--- Material shown ---

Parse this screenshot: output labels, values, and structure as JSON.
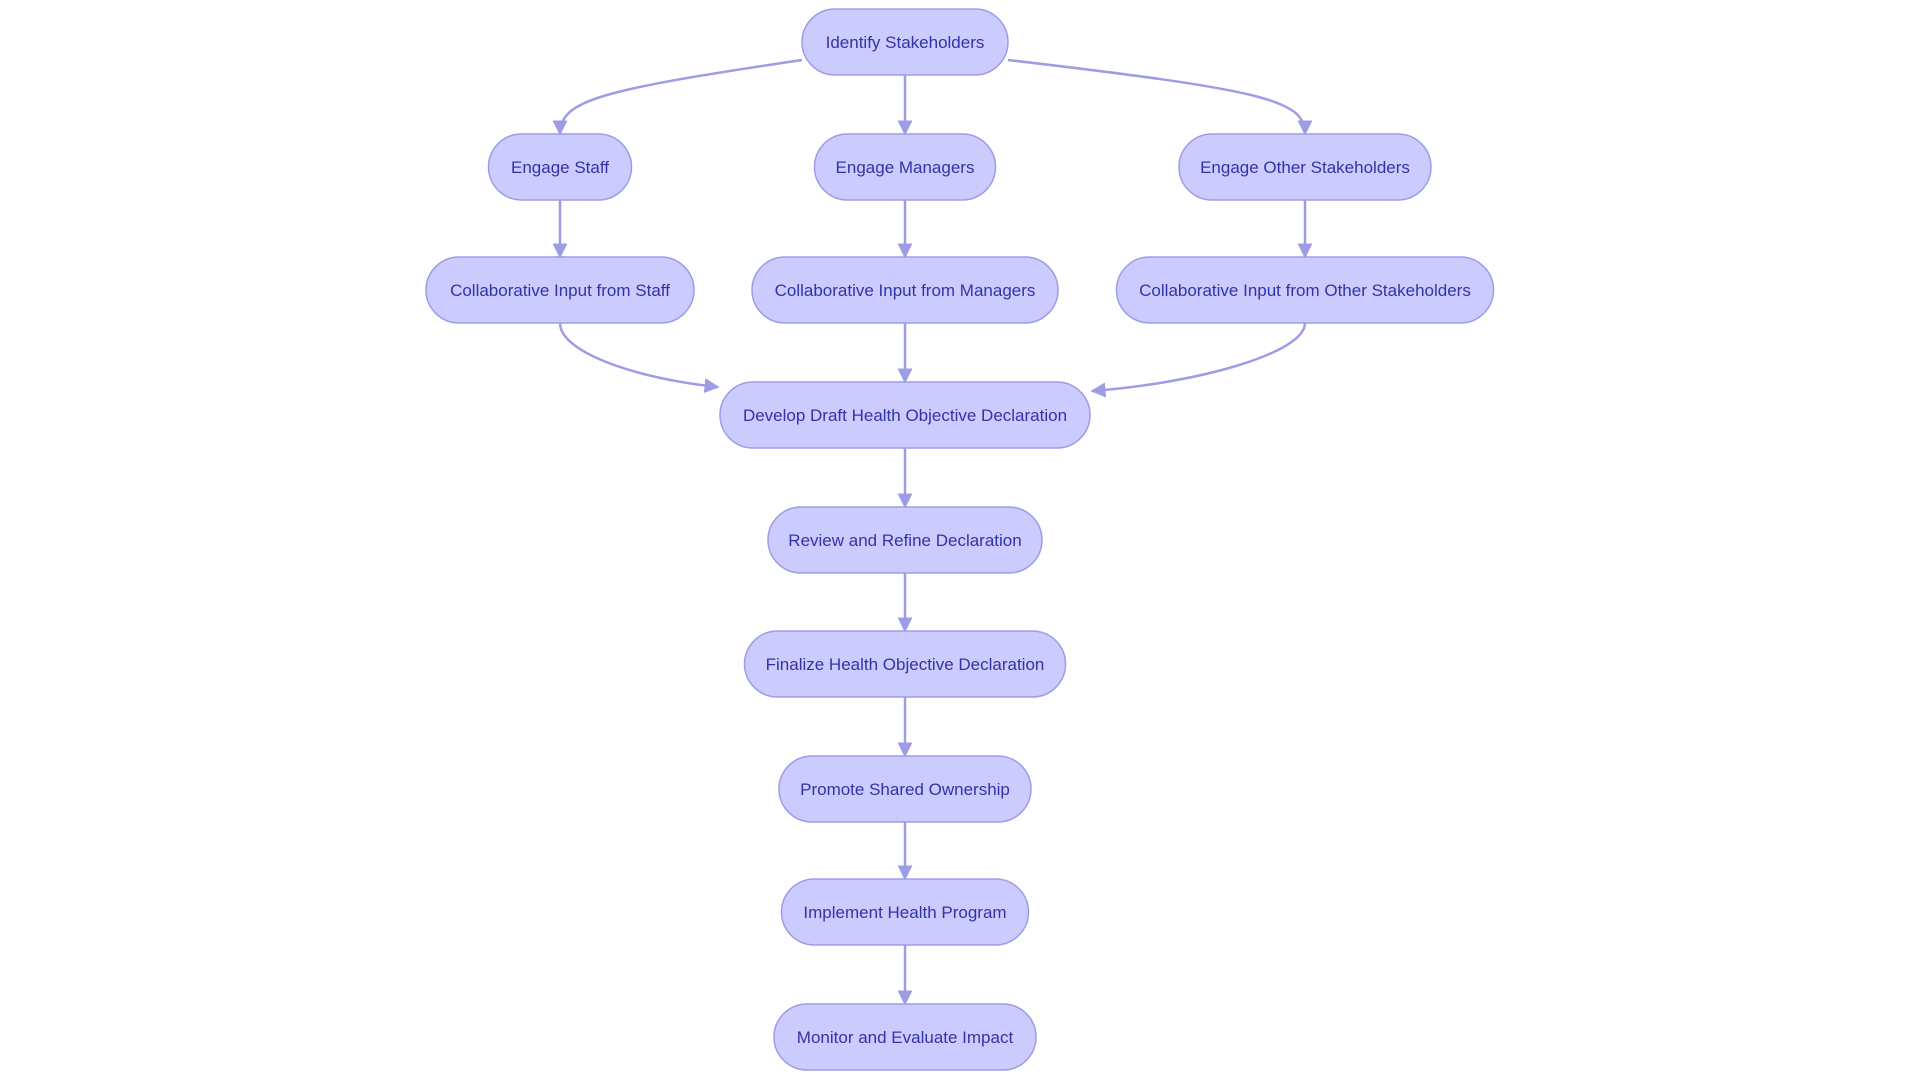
{
  "diagram": {
    "type": "flowchart",
    "direction": "top-down",
    "colors": {
      "node_fill": "#cbcbfe",
      "node_stroke": "#9d9de6",
      "text": "#3333a8",
      "edge": "#9d9de6"
    },
    "nodes": [
      {
        "id": "identify",
        "label": "Identify Stakeholders",
        "col": 1,
        "row": 0
      },
      {
        "id": "staff",
        "label": "Engage Staff",
        "col": 0,
        "row": 1
      },
      {
        "id": "managers",
        "label": "Engage Managers",
        "col": 1,
        "row": 1
      },
      {
        "id": "other",
        "label": "Engage Other Stakeholders",
        "col": 2,
        "row": 1
      },
      {
        "id": "in_staff",
        "label": "Collaborative Input from Staff",
        "col": 0,
        "row": 2
      },
      {
        "id": "in_managers",
        "label": "Collaborative Input from Managers",
        "col": 1,
        "row": 2
      },
      {
        "id": "in_other",
        "label": "Collaborative Input from Other Stakeholders",
        "col": 2,
        "row": 2
      },
      {
        "id": "draft",
        "label": "Develop Draft Health Objective Declaration",
        "col": 1,
        "row": 3
      },
      {
        "id": "review",
        "label": "Review and Refine Declaration",
        "col": 1,
        "row": 4
      },
      {
        "id": "finalize",
        "label": "Finalize Health Objective Declaration",
        "col": 1,
        "row": 5
      },
      {
        "id": "promote",
        "label": "Promote Shared Ownership",
        "col": 1,
        "row": 6
      },
      {
        "id": "implement",
        "label": "Implement Health Program",
        "col": 1,
        "row": 7
      },
      {
        "id": "monitor",
        "label": "Monitor and Evaluate Impact",
        "col": 1,
        "row": 8
      }
    ],
    "edges": [
      {
        "from": "identify",
        "to": "staff"
      },
      {
        "from": "identify",
        "to": "managers"
      },
      {
        "from": "identify",
        "to": "other"
      },
      {
        "from": "staff",
        "to": "in_staff"
      },
      {
        "from": "managers",
        "to": "in_managers"
      },
      {
        "from": "other",
        "to": "in_other"
      },
      {
        "from": "in_staff",
        "to": "draft"
      },
      {
        "from": "in_managers",
        "to": "draft"
      },
      {
        "from": "in_other",
        "to": "draft"
      },
      {
        "from": "draft",
        "to": "review"
      },
      {
        "from": "review",
        "to": "finalize"
      },
      {
        "from": "finalize",
        "to": "promote"
      },
      {
        "from": "promote",
        "to": "implement"
      },
      {
        "from": "implement",
        "to": "monitor"
      }
    ]
  }
}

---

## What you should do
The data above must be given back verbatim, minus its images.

## Reply to the task
Parse this screenshot: output labels, values, and structure as JSON.
{
  "diagram": {
    "type": "flowchart",
    "direction": "top-down",
    "colors": {
      "node_fill": "#cbcbfe",
      "node_stroke": "#9d9de6",
      "text": "#3333a8",
      "edge": "#9d9de6"
    },
    "nodes": [
      {
        "id": "identify",
        "label": "Identify Stakeholders",
        "col": 1,
        "row": 0
      },
      {
        "id": "staff",
        "label": "Engage Staff",
        "col": 0,
        "row": 1
      },
      {
        "id": "managers",
        "label": "Engage Managers",
        "col": 1,
        "row": 1
      },
      {
        "id": "other",
        "label": "Engage Other Stakeholders",
        "col": 2,
        "row": 1
      },
      {
        "id": "in_staff",
        "label": "Collaborative Input from Staff",
        "col": 0,
        "row": 2
      },
      {
        "id": "in_managers",
        "label": "Collaborative Input from Managers",
        "col": 1,
        "row": 2
      },
      {
        "id": "in_other",
        "label": "Collaborative Input from Other Stakeholders",
        "col": 2,
        "row": 2
      },
      {
        "id": "draft",
        "label": "Develop Draft Health Objective Declaration",
        "col": 1,
        "row": 3
      },
      {
        "id": "review",
        "label": "Review and Refine Declaration",
        "col": 1,
        "row": 4
      },
      {
        "id": "finalize",
        "label": "Finalize Health Objective Declaration",
        "col": 1,
        "row": 5
      },
      {
        "id": "promote",
        "label": "Promote Shared Ownership",
        "col": 1,
        "row": 6
      },
      {
        "id": "implement",
        "label": "Implement Health Program",
        "col": 1,
        "row": 7
      },
      {
        "id": "monitor",
        "label": "Monitor and Evaluate Impact",
        "col": 1,
        "row": 8
      }
    ],
    "edges": [
      {
        "from": "identify",
        "to": "staff"
      },
      {
        "from": "identify",
        "to": "managers"
      },
      {
        "from": "identify",
        "to": "other"
      },
      {
        "from": "staff",
        "to": "in_staff"
      },
      {
        "from": "managers",
        "to": "in_managers"
      },
      {
        "from": "other",
        "to": "in_other"
      },
      {
        "from": "in_staff",
        "to": "draft"
      },
      {
        "from": "in_managers",
        "to": "draft"
      },
      {
        "from": "in_other",
        "to": "draft"
      },
      {
        "from": "draft",
        "to": "review"
      },
      {
        "from": "review",
        "to": "finalize"
      },
      {
        "from": "finalize",
        "to": "promote"
      },
      {
        "from": "promote",
        "to": "implement"
      },
      {
        "from": "implement",
        "to": "monitor"
      }
    ]
  }
}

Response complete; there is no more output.